Dataset rows describing interfaces
□ □ □ □ □
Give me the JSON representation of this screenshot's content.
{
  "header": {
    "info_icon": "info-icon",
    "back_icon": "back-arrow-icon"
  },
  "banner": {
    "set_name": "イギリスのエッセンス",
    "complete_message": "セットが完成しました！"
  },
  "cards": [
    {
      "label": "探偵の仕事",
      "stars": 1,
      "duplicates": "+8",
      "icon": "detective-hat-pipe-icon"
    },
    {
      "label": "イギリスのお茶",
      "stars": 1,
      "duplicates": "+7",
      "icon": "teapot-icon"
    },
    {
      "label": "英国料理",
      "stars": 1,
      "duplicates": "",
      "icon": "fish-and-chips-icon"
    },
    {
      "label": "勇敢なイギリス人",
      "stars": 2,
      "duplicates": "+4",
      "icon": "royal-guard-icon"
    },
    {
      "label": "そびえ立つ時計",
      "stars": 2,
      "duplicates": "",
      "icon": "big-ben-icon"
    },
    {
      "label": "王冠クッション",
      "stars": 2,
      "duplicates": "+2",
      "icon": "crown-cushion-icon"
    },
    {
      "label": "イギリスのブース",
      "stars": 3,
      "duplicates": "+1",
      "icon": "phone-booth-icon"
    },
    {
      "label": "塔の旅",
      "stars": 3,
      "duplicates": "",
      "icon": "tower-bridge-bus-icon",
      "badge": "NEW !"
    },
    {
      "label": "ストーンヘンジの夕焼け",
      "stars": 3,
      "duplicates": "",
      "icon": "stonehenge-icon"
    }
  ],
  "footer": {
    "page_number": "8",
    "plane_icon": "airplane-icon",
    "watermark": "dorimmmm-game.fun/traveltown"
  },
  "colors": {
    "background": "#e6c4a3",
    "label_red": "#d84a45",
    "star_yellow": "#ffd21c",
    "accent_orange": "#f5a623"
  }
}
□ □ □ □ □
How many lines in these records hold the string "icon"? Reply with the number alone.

# [TASK ANSWER]
12